TRY IT
Your task is to print each entry exactly as written.

DATA EXTRACTS
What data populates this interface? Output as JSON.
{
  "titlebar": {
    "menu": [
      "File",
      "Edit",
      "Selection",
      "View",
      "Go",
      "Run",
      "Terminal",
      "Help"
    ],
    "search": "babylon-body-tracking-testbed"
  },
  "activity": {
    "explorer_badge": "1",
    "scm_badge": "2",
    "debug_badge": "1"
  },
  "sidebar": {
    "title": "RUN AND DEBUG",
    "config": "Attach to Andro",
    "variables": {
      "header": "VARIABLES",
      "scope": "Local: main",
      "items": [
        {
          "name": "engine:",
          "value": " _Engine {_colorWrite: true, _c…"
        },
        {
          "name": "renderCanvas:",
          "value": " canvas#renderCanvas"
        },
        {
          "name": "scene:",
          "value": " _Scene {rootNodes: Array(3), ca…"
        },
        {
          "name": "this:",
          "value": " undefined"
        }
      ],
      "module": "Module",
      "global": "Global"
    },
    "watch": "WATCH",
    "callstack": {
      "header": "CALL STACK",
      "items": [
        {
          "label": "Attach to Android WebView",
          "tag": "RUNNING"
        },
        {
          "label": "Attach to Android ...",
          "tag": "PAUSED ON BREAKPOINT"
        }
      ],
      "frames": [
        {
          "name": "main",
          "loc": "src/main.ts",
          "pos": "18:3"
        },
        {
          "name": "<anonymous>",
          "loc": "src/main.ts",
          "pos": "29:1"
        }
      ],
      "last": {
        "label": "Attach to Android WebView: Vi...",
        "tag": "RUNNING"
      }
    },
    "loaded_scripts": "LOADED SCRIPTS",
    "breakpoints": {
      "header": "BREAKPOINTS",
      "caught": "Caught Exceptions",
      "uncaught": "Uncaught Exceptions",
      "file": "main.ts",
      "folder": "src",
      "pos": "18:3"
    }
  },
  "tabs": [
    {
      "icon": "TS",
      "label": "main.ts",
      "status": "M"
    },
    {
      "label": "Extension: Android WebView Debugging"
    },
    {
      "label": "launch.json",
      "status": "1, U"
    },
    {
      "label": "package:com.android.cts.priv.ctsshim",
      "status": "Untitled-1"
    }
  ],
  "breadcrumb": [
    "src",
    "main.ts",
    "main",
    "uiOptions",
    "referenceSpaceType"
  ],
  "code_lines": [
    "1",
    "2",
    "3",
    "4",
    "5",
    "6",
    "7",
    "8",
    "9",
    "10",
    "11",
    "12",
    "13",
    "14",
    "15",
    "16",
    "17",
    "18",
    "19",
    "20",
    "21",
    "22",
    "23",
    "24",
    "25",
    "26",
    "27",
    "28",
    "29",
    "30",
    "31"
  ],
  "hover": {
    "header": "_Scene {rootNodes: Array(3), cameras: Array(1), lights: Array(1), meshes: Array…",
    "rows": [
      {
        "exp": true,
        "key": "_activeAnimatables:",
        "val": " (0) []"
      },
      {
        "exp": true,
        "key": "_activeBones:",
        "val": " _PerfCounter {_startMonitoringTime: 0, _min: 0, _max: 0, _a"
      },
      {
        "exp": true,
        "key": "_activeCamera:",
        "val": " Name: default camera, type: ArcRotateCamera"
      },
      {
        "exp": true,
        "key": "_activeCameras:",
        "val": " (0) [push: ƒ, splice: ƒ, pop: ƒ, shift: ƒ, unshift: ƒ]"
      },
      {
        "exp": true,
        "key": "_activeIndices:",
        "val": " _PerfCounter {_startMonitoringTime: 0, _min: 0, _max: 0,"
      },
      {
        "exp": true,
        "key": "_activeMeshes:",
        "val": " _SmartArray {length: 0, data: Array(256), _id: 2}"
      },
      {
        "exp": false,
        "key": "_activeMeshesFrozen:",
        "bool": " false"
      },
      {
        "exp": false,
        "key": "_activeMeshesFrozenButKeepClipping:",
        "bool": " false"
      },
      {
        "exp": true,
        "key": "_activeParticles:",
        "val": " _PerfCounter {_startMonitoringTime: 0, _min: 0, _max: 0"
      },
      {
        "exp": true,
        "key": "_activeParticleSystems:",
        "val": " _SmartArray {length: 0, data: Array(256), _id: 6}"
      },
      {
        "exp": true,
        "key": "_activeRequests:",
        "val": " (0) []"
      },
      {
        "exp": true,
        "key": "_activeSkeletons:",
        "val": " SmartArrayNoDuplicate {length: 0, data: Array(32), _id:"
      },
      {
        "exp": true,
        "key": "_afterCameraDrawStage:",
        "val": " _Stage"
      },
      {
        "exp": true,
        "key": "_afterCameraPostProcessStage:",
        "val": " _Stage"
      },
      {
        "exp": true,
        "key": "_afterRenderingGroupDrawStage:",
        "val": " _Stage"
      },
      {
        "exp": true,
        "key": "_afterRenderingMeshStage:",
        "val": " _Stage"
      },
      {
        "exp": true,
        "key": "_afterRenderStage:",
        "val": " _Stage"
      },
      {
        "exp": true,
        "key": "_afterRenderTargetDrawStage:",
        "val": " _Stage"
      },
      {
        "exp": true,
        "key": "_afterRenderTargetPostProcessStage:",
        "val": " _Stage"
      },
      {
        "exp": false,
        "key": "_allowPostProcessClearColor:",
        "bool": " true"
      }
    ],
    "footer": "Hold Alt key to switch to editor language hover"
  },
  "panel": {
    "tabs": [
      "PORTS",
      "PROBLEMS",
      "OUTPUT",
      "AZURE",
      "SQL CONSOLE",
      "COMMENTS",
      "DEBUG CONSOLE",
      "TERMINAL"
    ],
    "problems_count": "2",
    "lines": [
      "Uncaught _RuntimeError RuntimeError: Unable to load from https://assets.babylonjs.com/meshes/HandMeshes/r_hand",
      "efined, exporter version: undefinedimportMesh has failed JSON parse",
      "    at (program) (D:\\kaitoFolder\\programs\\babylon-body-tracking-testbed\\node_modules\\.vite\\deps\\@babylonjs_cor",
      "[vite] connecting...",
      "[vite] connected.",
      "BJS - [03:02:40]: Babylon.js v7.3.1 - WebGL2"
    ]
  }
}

ANSWER SPACE
What data populates this interface? Output as JSON.
{
  "titlebar": {
    "menu": [
      "File",
      "Edit",
      "Selection",
      "View",
      "Go",
      "Run",
      "Terminal",
      "Help"
    ],
    "search": "babylon-body-tracking-testbed"
  },
  "activity": {
    "explorer_badge": "1",
    "scm_badge": "2",
    "debug_badge": "1"
  },
  "sidebar": {
    "title": "RUN AND DEBUG",
    "config": "Attach to Andro",
    "variables": {
      "header": "VARIABLES",
      "scope": "Local: main",
      "items": [
        {
          "name": "engine:",
          "value": " _Engine {_colorWrite: true, _c…"
        },
        {
          "name": "renderCanvas:",
          "value": " canvas#renderCanvas"
        },
        {
          "name": "scene:",
          "value": " _Scene {rootNodes: Array(3), ca…"
        },
        {
          "name": "this:",
          "value": " undefined"
        }
      ],
      "module": "Module",
      "global": "Global"
    },
    "watch": "WATCH",
    "callstack": {
      "header": "CALL STACK",
      "items": [
        {
          "label": "Attach to Android WebView",
          "tag": "RUNNING"
        },
        {
          "label": "Attach to Android ...",
          "tag": "PAUSED ON BREAKPOINT"
        }
      ],
      "frames": [
        {
          "name": "main",
          "loc": "src/main.ts",
          "pos": "18:3"
        },
        {
          "name": "<anonymous>",
          "loc": "src/main.ts",
          "pos": "29:1"
        }
      ],
      "last": {
        "label": "Attach to Android WebView: Vi...",
        "tag": "RUNNING"
      }
    },
    "loaded_scripts": "LOADED SCRIPTS",
    "breakpoints": {
      "header": "BREAKPOINTS",
      "caught": "Caught Exceptions",
      "uncaught": "Uncaught Exceptions",
      "file": "main.ts",
      "folder": "src",
      "pos": "18:3"
    }
  },
  "tabs": [
    {
      "icon": "TS",
      "label": "main.ts",
      "status": "M"
    },
    {
      "label": "Extension: Android WebView Debugging"
    },
    {
      "label": "launch.json",
      "status": "1, U"
    },
    {
      "label": "package:com.android.cts.priv.ctsshim",
      "status": "Untitled-1"
    }
  ],
  "breadcrumb": [
    "src",
    "main.ts",
    "main",
    "uiOptions",
    "referenceSpaceType"
  ],
  "code_lines": [
    "1",
    "2",
    "3",
    "4",
    "5",
    "6",
    "7",
    "8",
    "9",
    "10",
    "11",
    "12",
    "13",
    "14",
    "15",
    "16",
    "17",
    "18",
    "19",
    "20",
    "21",
    "22",
    "23",
    "24",
    "25",
    "26",
    "27",
    "28",
    "29",
    "30",
    "31"
  ],
  "hover": {
    "header": "_Scene {rootNodes: Array(3), cameras: Array(1), lights: Array(1), meshes: Array…",
    "rows": [
      {
        "exp": true,
        "key": "_activeAnimatables:",
        "val": " (0) []"
      },
      {
        "exp": true,
        "key": "_activeBones:",
        "val": " _PerfCounter {_startMonitoringTime: 0, _min: 0, _max: 0, _a"
      },
      {
        "exp": true,
        "key": "_activeCamera:",
        "val": " Name: default camera, type: ArcRotateCamera"
      },
      {
        "exp": true,
        "key": "_activeCameras:",
        "val": " (0) [push: ƒ, splice: ƒ, pop: ƒ, shift: ƒ, unshift: ƒ]"
      },
      {
        "exp": true,
        "key": "_activeIndices:",
        "val": " _PerfCounter {_startMonitoringTime: 0, _min: 0, _max: 0,"
      },
      {
        "exp": true,
        "key": "_activeMeshes:",
        "val": " _SmartArray {length: 0, data: Array(256), _id: 2}"
      },
      {
        "exp": false,
        "key": "_activeMeshesFrozen:",
        "bool": " false"
      },
      {
        "exp": false,
        "key": "_activeMeshesFrozenButKeepClipping:",
        "bool": " false"
      },
      {
        "exp": true,
        "key": "_activeParticles:",
        "val": " _PerfCounter {_startMonitoringTime: 0, _min: 0, _max: 0"
      },
      {
        "exp": true,
        "key": "_activeParticleSystems:",
        "val": " _SmartArray {length: 0, data: Array(256), _id: 6}"
      },
      {
        "exp": true,
        "key": "_activeRequests:",
        "val": " (0) []"
      },
      {
        "exp": true,
        "key": "_activeSkeletons:",
        "val": " SmartArrayNoDuplicate {length: 0, data: Array(32), _id:"
      },
      {
        "exp": true,
        "key": "_afterCameraDrawStage:",
        "val": " _Stage"
      },
      {
        "exp": true,
        "key": "_afterCameraPostProcessStage:",
        "val": " _Stage"
      },
      {
        "exp": true,
        "key": "_afterRenderingGroupDrawStage:",
        "val": " _Stage"
      },
      {
        "exp": true,
        "key": "_afterRenderingMeshStage:",
        "val": " _Stage"
      },
      {
        "exp": true,
        "key": "_afterRenderStage:",
        "val": " _Stage"
      },
      {
        "exp": true,
        "key": "_afterRenderTargetDrawStage:",
        "val": " _Stage"
      },
      {
        "exp": true,
        "key": "_afterRenderTargetPostProcessStage:",
        "val": " _Stage"
      },
      {
        "exp": false,
        "key": "_allowPostProcessClearColor:",
        "bool": " true"
      }
    ],
    "footer": "Hold Alt key to switch to editor language hover"
  },
  "panel": {
    "tabs": [
      "PORTS",
      "PROBLEMS",
      "OUTPUT",
      "AZURE",
      "SQL CONSOLE",
      "COMMENTS",
      "DEBUG CONSOLE",
      "TERMINAL"
    ],
    "problems_count": "2",
    "lines": [
      "Uncaught _RuntimeError RuntimeError: Unable to load from https://assets.babylonjs.com/meshes/HandMeshes/r_hand",
      "efined, exporter version: undefinedimportMesh has failed JSON parse",
      "    at (program) (D:\\kaitoFolder\\programs\\babylon-body-tracking-testbed\\node_modules\\.vite\\deps\\@babylonjs_cor",
      "[vite] connecting...",
      "[vite] connected.",
      "BJS - [03:02:40]: Babylon.js v7.3.1 - WebGL2"
    ]
  }
}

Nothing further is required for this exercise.